The next control in The Breaking Down The Critical Security Controls series is CSC 6, Management, Monitoring and Analysis of Audit Logs. As we work down the list by now we have inventories of hardware and software, consistent configurations, vulnerabilities under control and administrators kept in check.
The next logical step is to review what your systems and users are doing. Audit logs are the breadcrumbs of activity. The systems in your environment should be configured to record as much as possible, especially around user activity and data access.
Here what the control says –
Collect, manage, and analyze audit logs of events that could help detect,
understand, or recover from an attack.
Reviewing audit logs is an impossible tasks when done manually. Millions of lines of complex text, code, and messages is not feasible to filter through by a person unless you know exactly what you are looking for. This is where Security Information Event Managers (SIEM) come into play. A SIEM is designed to be the central point for all your audit logs to be sent into for consolidation, correlation and alerting.
SIEM are one of the most critical component in a mature security program. Without it you cannot know what’s going on in the environment, tracker users and data, or conduct forensics after the fact.
A SIEM won’t automatically monitor your environment for you but a good SIEM will allow customization for you to tell it how to monitor. The business, application owners and administrators know how things are supposed to behave, the SIEM will alert when there are deltas to that behavior. Anytime a new account is created, a password is reset, account is locked out, report on login numbers, failed login attempts, data access, and so on.

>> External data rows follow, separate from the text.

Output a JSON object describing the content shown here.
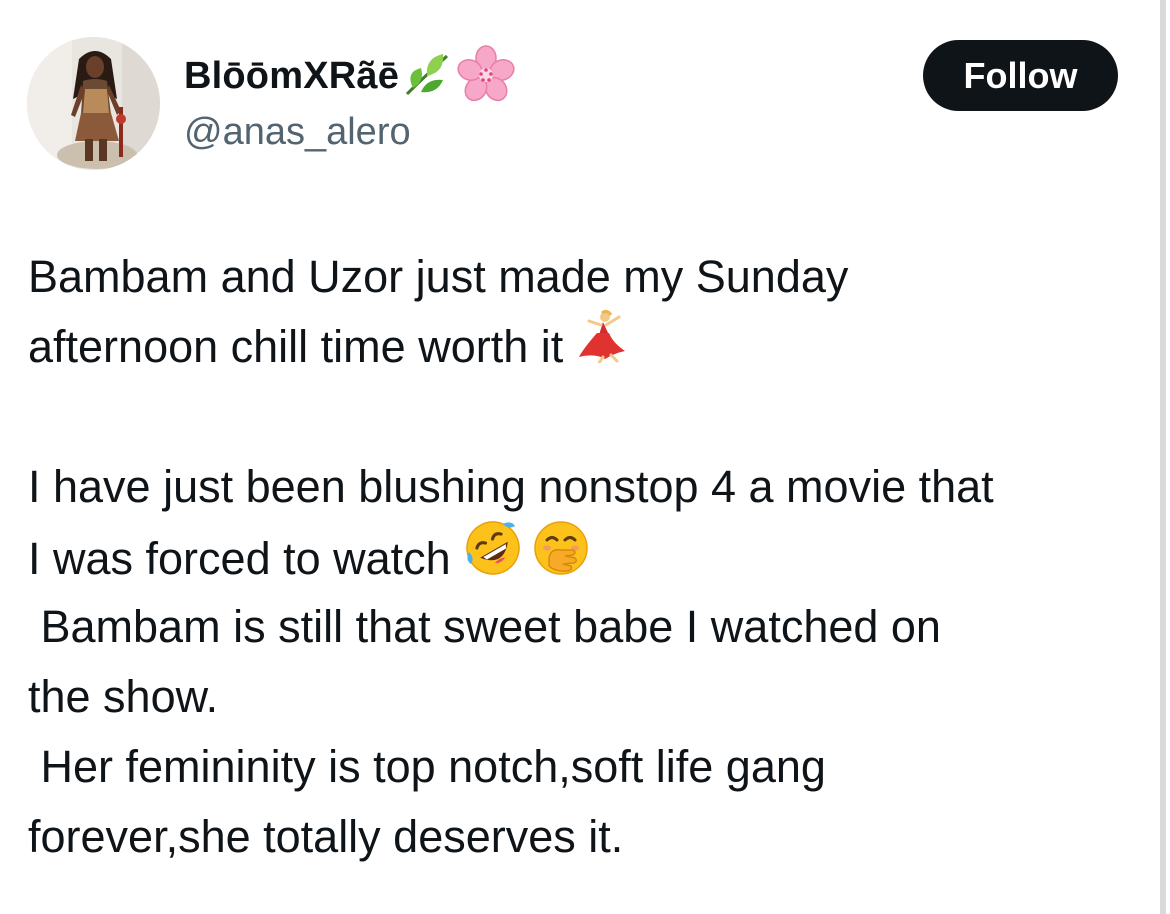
{
  "author": {
    "display_name": "BlōōmXRãē",
    "name_emojis": [
      "herb-icon",
      "cherry-blossom-icon"
    ],
    "handle": "@anas_alero"
  },
  "follow_button": {
    "label": "Follow"
  },
  "tweet": {
    "lines": [
      "Bambam and Uzor just made my Sunday",
      "afternoon chill time worth it",
      "",
      "I have just been blushing nonstop 4 a movie that",
      "I was forced to watch",
      " Bambam is still that sweet babe I watched on",
      "the show.",
      " Her femininity is top notch,soft life gang",
      "forever,she totally deserves it."
    ],
    "inline_emojis": {
      "line_2": [
        "dancing-woman-icon"
      ],
      "line_5": [
        "rolling-laughing-icon",
        "hand-over-mouth-icon"
      ]
    }
  },
  "colors": {
    "text": "#0f1419",
    "secondary_text": "#536471",
    "button_bg": "#0f1419",
    "button_text": "#ffffff",
    "background": "#ffffff"
  }
}
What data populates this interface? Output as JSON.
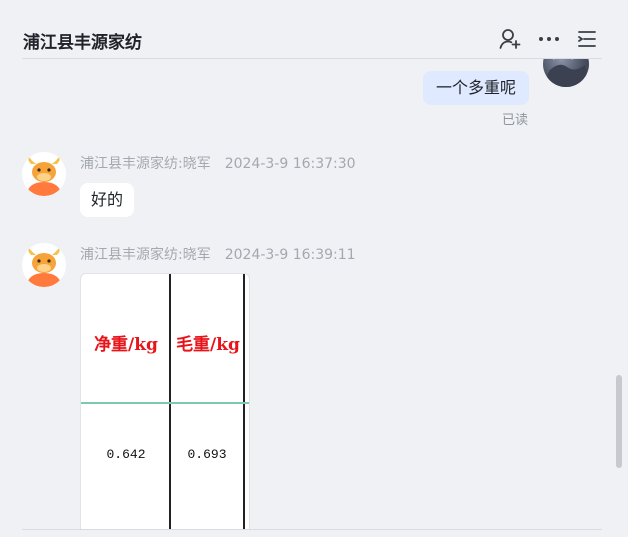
{
  "header": {
    "title": "浦江县丰源家纺",
    "icons": [
      "add-member-icon",
      "more-icon",
      "list-menu-icon"
    ]
  },
  "messages": {
    "outgoing": {
      "text": "一个多重呢",
      "status": "已读"
    },
    "incoming_1": {
      "sender": "浦江县丰源家纺:晓军",
      "time": "2024-3-9 16:37:30",
      "text": "好的"
    },
    "incoming_2": {
      "sender": "浦江县丰源家纺:晓军",
      "time": "2024-3-9 16:39:11",
      "image": {
        "headers": [
          "净重/kg",
          "毛重/kg"
        ],
        "values": [
          "0.642",
          "0.693"
        ]
      }
    }
  },
  "colors": {
    "background": "#f0f1f5",
    "outgoing_bubble": "#dfe9ff",
    "incoming_bubble": "#ffffff",
    "meta_text": "#a3a8b0",
    "image_header_red": "#e8141a"
  }
}
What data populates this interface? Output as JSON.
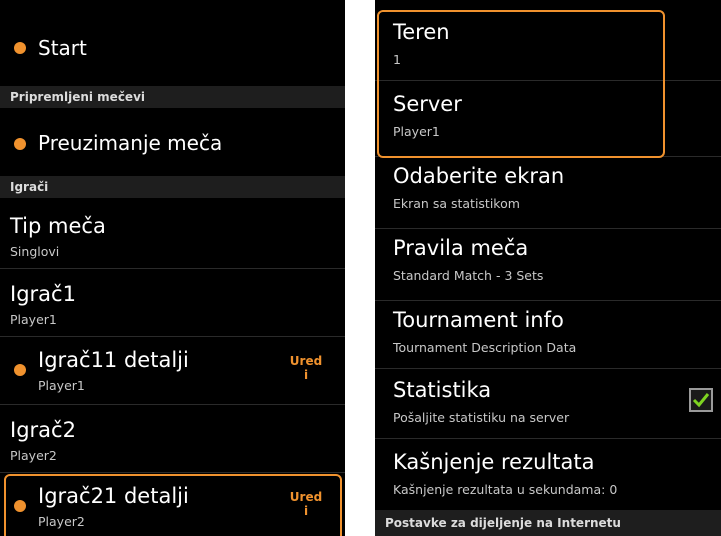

The one aspect of a central SIEM that a person cannot do accurately is correlate a single action from start to finish across multiple systems. If you want to see what User X did, the SIEM can deliver a report of the user’s activity from logging on to their workstation, accessing a system, pulling down data and logging off form a single point.
How It Could Be Exploited
A report from Fireeye (PDF) detailed that in 2015 the average time to detect a breach was 146 days. That’s what hackers want, to be undetected within the environment for as long as possible. Health insurer Anthem announced a breach in early 2015 but the investigation show the attackers may have been in the systems for over six months. The Target breach investigations showed that Target had all the systems and auditing in place and actually recorded the attack over several weeks.
Those two major breaches showed us two things. One, you need to review and analyze the audit logs. Two, you need to respond to the alerts when they come in but also you can over alert which will lead to de-sensitizing you to them as in the case with Target.
Logs are worthless unless they are read. This may be the most time consuming and tedious tasks a security team has to deal with but that’s what the difference is between security engineers and security analysts. The analysts feel out the environment, know how it breathes, create identifiable patters of operation normality that can be used to detect anomalies.
In a mature program it shouldn’t take 146 days to identify a breach, properly tuned you should be alerted immediately. Daily log reviews and your breach detection should be no more than 24 hours.
That’s what you strive for but each day you add a new alert and keep moving the security ball forward.
End of line.
Binary Blogger has spent 20 years in the Information Security space currently providing security solutions and evangelism to clients. From early web application programming, system administration, senior management to enterprise consulting I provide practical security analysis and solutions to help companies and individuals figure out HOW to be secure every day.